RE: Awesome
By Smilin on 10/25/2010 3:10:04 PM , Rating: 3
I was just gonna say OneNote F!@$ing rocks but all that stuff you said will work too.

RE: Awesome
By Smilin on 10/22/2010 5:08:58 PM , Rating: 4
OneNote is like Zune. Microsoft has some fascination with not letting the world know about their most awesome products.

Can't wait for OneNote on WP7. It'll be tied to the shared OneNote that the Mrs. and I use on all our PCs (and that I hit from the cloud when at work).

"If you look at the last five years, if you look at what major innovations have occurred in computing technology, every single one of them came from AMD. Not a single innovation came from Intel." -- AMD CEO Hector Ruiz in 2007

Latest Headlines
Inspiron Laptops & 2-in-1 PCs
September 25, 2016, 9:00 AM
The Samsung Galaxy S7
September 14, 2016, 6:00 AM
Apple Watch 2 – Coming September 7th
September 3, 2016, 6:30 AM
Apple says “See you on the 7th.”
September 1, 2016, 6:30 AM

Most Popular ArticlesSmartphone Screen Protectors – What To Look For
September 21, 2016, 9:33 AM
UN Meeting to Tackle Antimicrobial Resistance
September 21, 2016, 9:52 AM
Walmart may get "Robot Shopping Carts?"
September 17, 2016, 6:01 AM
5 Cases for iPhone 7 and 7 iPhone Plus
September 18, 2016, 10:08 AM
Update: Problem-Free Galaxy Note7s CPSC Approved
September 22, 2016, 5:30 AM

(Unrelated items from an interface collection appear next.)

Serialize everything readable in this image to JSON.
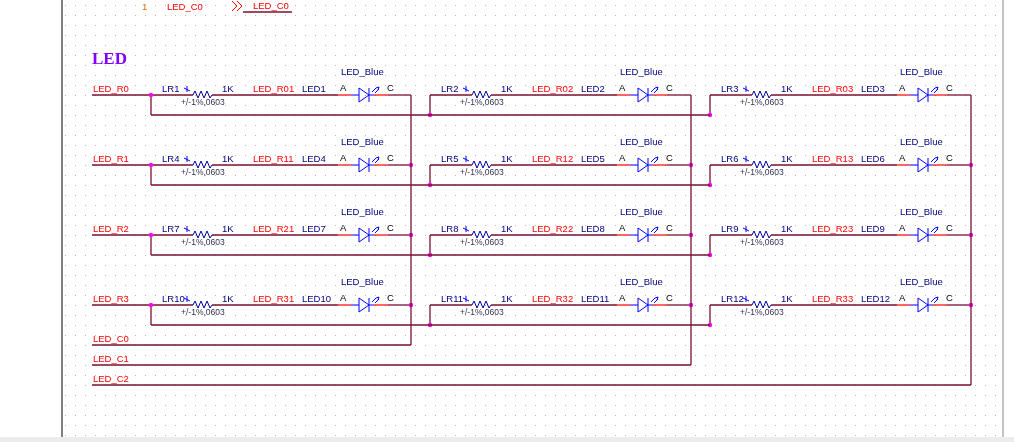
{
  "top_fragment": {
    "pin_number": "1",
    "pin_net": "LED_C0",
    "port_net": "LED_C0"
  },
  "sheet_title": "LED",
  "row_nets": [
    "LED_R0",
    "LED_R1",
    "LED_R2",
    "LED_R3"
  ],
  "column_nets": [
    "LED_C0",
    "LED_C1",
    "LED_C2"
  ],
  "cells": [
    [
      {
        "resistor": "LR1",
        "value": "1K",
        "tolerance": "+/-1%,0603",
        "net": "LED_R01",
        "led": "LED1",
        "led_value": "LED_Blue",
        "anode": "A",
        "cathode": "C"
      },
      {
        "resistor": "LR2",
        "value": "1K",
        "tolerance": "+/-1%,0603",
        "net": "LED_R02",
        "led": "LED2",
        "led_value": "LED_Blue",
        "anode": "A",
        "cathode": "C"
      },
      {
        "resistor": "LR3",
        "value": "1K",
        "tolerance": "+/-1%,0603",
        "net": "LED_R03",
        "led": "LED3",
        "led_value": "LED_Blue",
        "anode": "A",
        "cathode": "C"
      }
    ],
    [
      {
        "resistor": "LR4",
        "value": "1K",
        "tolerance": "+/-1%,0603",
        "net": "LED_R11",
        "led": "LED4",
        "led_value": "LED_Blue",
        "anode": "A",
        "cathode": "C"
      },
      {
        "resistor": "LR5",
        "value": "1K",
        "tolerance": "+/-1%,0603",
        "net": "LED_R12",
        "led": "LED5",
        "led_value": "LED_Blue",
        "anode": "A",
        "cathode": "C"
      },
      {
        "resistor": "LR6",
        "value": "1K",
        "tolerance": "+/-1%,0603",
        "net": "LED_R13",
        "led": "LED6",
        "led_value": "LED_Blue",
        "anode": "A",
        "cathode": "C"
      }
    ],
    [
      {
        "resistor": "LR7",
        "value": "1K",
        "tolerance": "+/-1%,0603",
        "net": "LED_R21",
        "led": "LED7",
        "led_value": "LED_Blue",
        "anode": "A",
        "cathode": "C"
      },
      {
        "resistor": "LR8",
        "value": "1K",
        "tolerance": "+/-1%,0603",
        "net": "LED_R22",
        "led": "LED8",
        "led_value": "LED_Blue",
        "anode": "A",
        "cathode": "C"
      },
      {
        "resistor": "LR9",
        "value": "1K",
        "tolerance": "+/-1%,0603",
        "net": "LED_R23",
        "led": "LED9",
        "led_value": "LED_Blue",
        "anode": "A",
        "cathode": "C"
      }
    ],
    [
      {
        "resistor": "LR10",
        "value": "1K",
        "tolerance": "+/-1%,0603",
        "net": "LED_R31",
        "led": "LED10",
        "led_value": "LED_Blue",
        "anode": "A",
        "cathode": "C"
      },
      {
        "resistor": "LR11",
        "value": "1K",
        "tolerance": "+/-1%,0603",
        "net": "LED_R32",
        "led": "LED11",
        "led_value": "LED_Blue",
        "anode": "A",
        "cathode": "C"
      },
      {
        "resistor": "LR12",
        "value": "1K",
        "tolerance": "+/-1%,0603",
        "net": "LED_R33",
        "led": "LED12",
        "led_value": "LED_Blue",
        "anode": "A",
        "cathode": "C"
      }
    ]
  ]
}
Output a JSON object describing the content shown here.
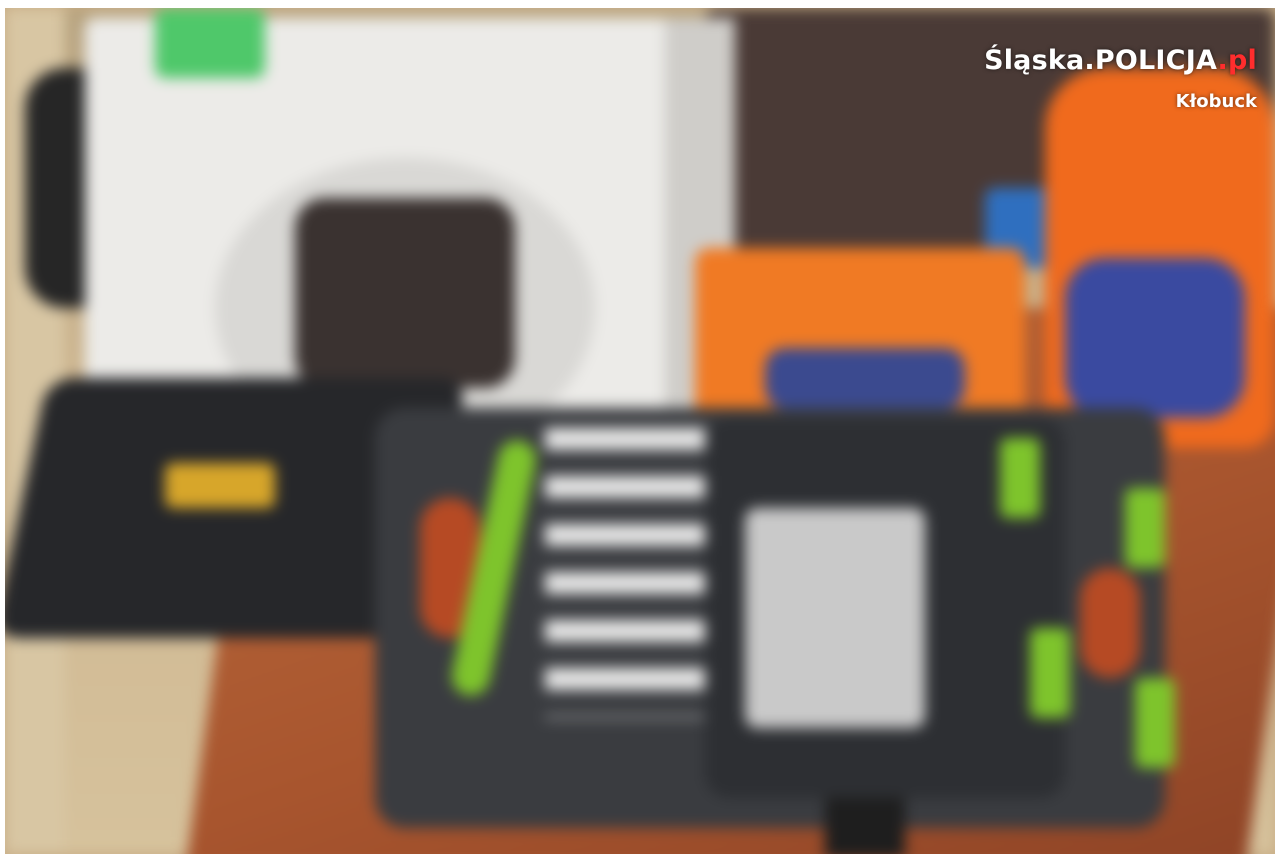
{
  "photo": {
    "subject": "blurred photo of seized items: appliance box, toolbox, socket wrench set, laundry detergent",
    "palette": {
      "floor": "#cdb58f",
      "desk": "#a8552e",
      "box": "#ecebe8",
      "toolcase": "#2f3033",
      "accent_green": "#7ec42c",
      "detergent_orange": "#f06a1d"
    }
  },
  "watermark": {
    "brand_main": "Śląska.POLICJA",
    "brand_suffix": ".pl",
    "unit": "Kłobuck",
    "suffix_color": "#ff2d2d"
  }
}
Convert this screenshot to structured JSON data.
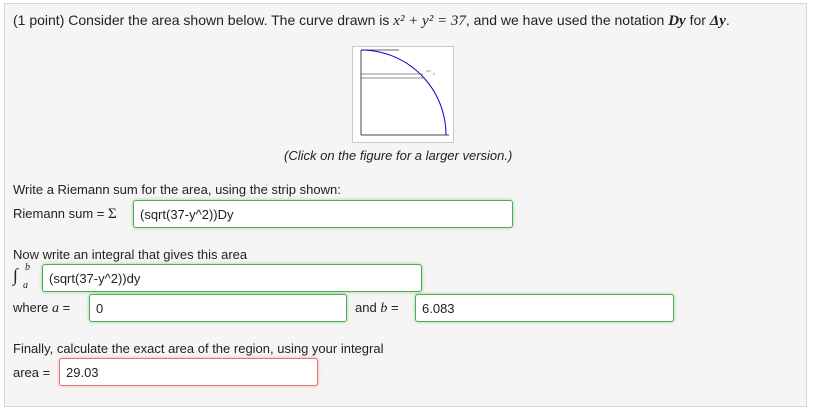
{
  "problem": {
    "points": "(1 point)",
    "intro": "Consider the area shown below. The curve drawn is",
    "equation": "x² + y² = 37",
    "notation_text": ", and we have used the notation",
    "notation_symbol": "Dy",
    "for_text": "for",
    "delta_symbol": "Δy",
    "end": "."
  },
  "figure": {
    "caption": "(Click on the figure for a larger version.)"
  },
  "riemann": {
    "prompt": "Write a Riemann sum for the area, using the strip shown:",
    "label": "Riemann sum =",
    "sigma": "Σ",
    "answer": "(sqrt(37-y^2))Dy",
    "status": "correct"
  },
  "integral": {
    "prompt": "Now write an integral that gives this area",
    "symbol": "∫",
    "upper": "b",
    "lower": "a",
    "answer": "(sqrt(37-y^2))dy",
    "status": "correct"
  },
  "bounds": {
    "where_label": "where",
    "a_symbol": "a",
    "a_value": "0",
    "and_label": "and",
    "b_symbol": "b",
    "b_value": "6.083",
    "equals": "="
  },
  "area": {
    "prompt": "Finally, calculate the exact area of the region, using your integral",
    "label": "area =",
    "value": "29.03",
    "status": "incorrect"
  },
  "colors": {
    "correct_border": "#4caf50",
    "incorrect_border": "#e57373",
    "curve": "#0000cc"
  }
}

Copyright 2016 DailyTech LLC. - RSS Feed | Advertise | About Us | Ethics | FAQ | Terms, Conditions & Privacy Information | Kristopher Kubicki